> **What is needed**
Among the entries below, tally each line in which the word "JSON" is found, then state the tally alone.

Segment Start: Material shown

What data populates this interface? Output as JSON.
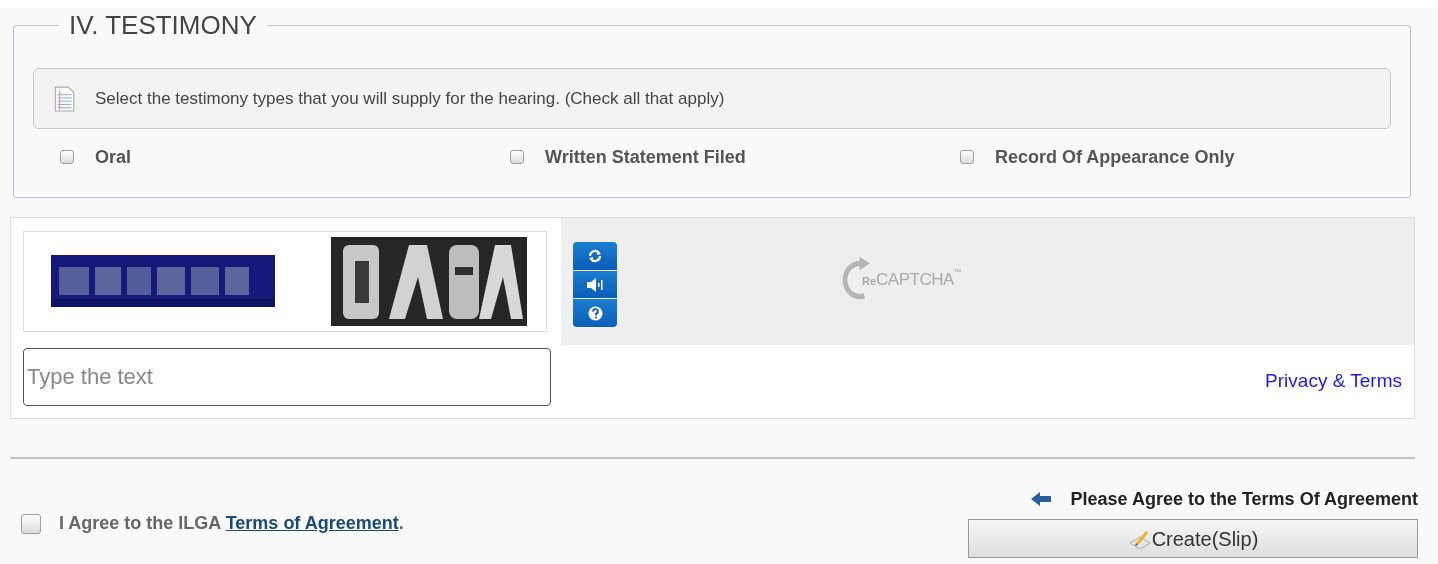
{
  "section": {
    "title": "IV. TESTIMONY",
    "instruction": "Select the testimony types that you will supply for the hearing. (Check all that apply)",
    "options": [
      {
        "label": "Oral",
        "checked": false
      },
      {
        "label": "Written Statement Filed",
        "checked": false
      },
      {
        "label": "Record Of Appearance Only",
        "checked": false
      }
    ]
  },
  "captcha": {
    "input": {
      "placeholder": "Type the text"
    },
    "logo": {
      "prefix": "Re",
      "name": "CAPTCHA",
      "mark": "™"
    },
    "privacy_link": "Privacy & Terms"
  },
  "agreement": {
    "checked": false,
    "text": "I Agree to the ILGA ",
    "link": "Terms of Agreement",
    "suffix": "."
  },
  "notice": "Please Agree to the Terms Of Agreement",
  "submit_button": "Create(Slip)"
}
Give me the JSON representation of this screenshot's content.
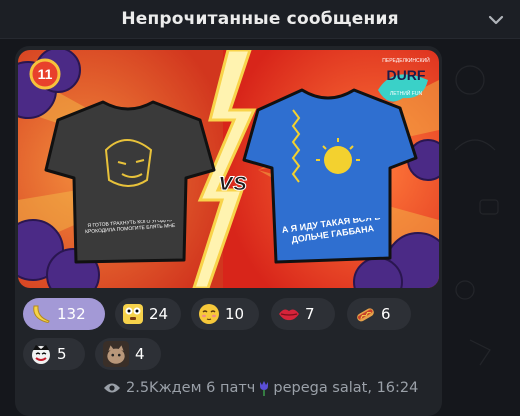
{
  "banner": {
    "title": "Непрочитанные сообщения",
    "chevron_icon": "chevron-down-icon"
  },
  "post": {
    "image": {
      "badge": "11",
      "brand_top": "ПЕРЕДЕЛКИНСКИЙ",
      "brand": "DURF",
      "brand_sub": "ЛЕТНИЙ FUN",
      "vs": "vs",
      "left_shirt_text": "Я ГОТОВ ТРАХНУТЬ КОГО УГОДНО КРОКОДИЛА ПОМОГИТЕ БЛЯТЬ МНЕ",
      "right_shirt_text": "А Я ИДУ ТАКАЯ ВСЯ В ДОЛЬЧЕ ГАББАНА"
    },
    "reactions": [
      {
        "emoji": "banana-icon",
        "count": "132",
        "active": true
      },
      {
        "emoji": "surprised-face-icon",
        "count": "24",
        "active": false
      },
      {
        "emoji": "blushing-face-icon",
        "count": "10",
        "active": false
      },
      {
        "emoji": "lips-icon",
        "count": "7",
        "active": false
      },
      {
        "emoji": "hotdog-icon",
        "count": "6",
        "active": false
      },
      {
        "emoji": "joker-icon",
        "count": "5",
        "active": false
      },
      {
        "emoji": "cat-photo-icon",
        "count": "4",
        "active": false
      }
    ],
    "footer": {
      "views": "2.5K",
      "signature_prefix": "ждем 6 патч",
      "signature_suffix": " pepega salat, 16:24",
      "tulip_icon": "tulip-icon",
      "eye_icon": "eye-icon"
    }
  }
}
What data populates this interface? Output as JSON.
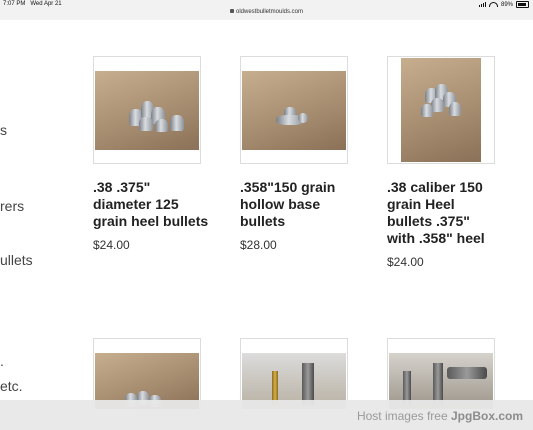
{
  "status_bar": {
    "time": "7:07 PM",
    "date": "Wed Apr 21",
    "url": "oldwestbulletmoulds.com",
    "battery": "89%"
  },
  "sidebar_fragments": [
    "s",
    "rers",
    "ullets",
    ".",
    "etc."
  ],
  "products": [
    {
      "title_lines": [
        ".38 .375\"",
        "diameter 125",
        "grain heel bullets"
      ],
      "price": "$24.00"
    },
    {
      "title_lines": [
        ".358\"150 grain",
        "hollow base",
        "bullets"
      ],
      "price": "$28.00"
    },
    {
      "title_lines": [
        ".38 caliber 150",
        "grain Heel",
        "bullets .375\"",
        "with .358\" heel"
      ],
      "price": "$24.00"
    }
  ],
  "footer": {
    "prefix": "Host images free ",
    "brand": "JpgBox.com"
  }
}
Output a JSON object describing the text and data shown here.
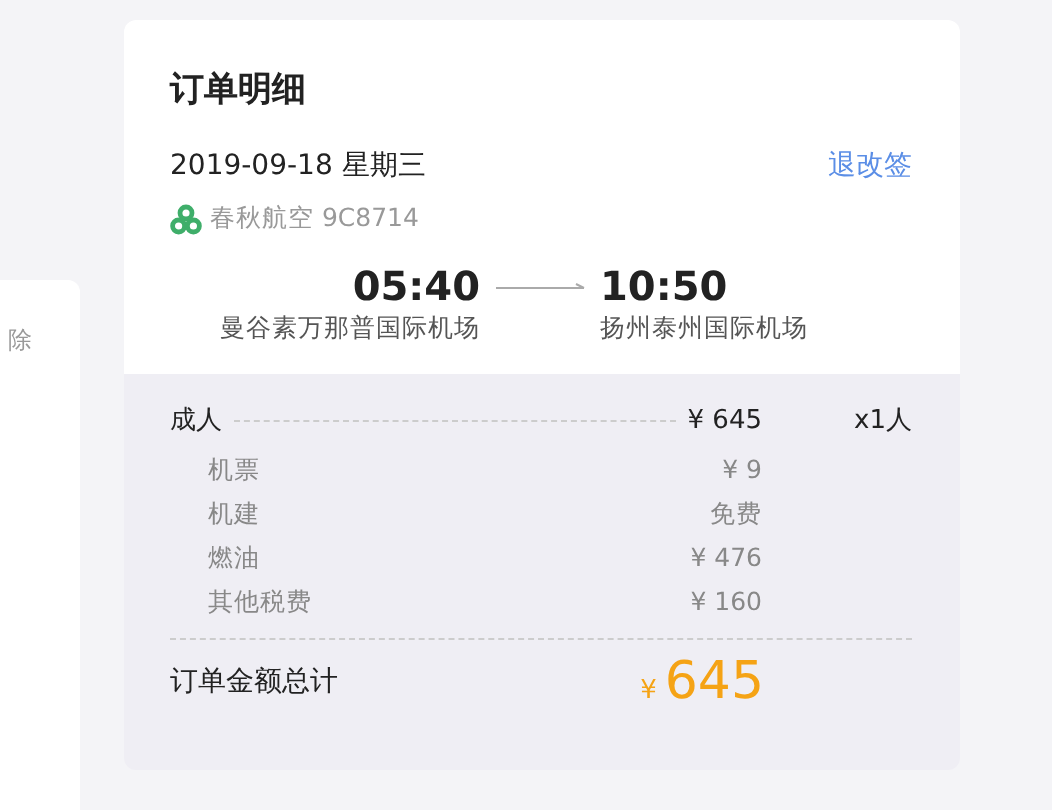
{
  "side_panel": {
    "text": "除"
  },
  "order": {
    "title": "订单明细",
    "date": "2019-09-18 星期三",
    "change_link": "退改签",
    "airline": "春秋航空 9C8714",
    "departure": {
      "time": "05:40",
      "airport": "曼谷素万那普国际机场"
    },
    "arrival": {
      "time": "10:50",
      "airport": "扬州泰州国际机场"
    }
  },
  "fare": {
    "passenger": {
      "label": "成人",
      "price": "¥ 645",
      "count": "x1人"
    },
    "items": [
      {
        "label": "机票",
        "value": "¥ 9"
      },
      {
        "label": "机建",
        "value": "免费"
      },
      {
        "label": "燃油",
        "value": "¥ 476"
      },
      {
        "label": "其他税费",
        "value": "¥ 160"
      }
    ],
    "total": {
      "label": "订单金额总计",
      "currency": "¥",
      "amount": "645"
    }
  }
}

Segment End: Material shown

> **Task result**
4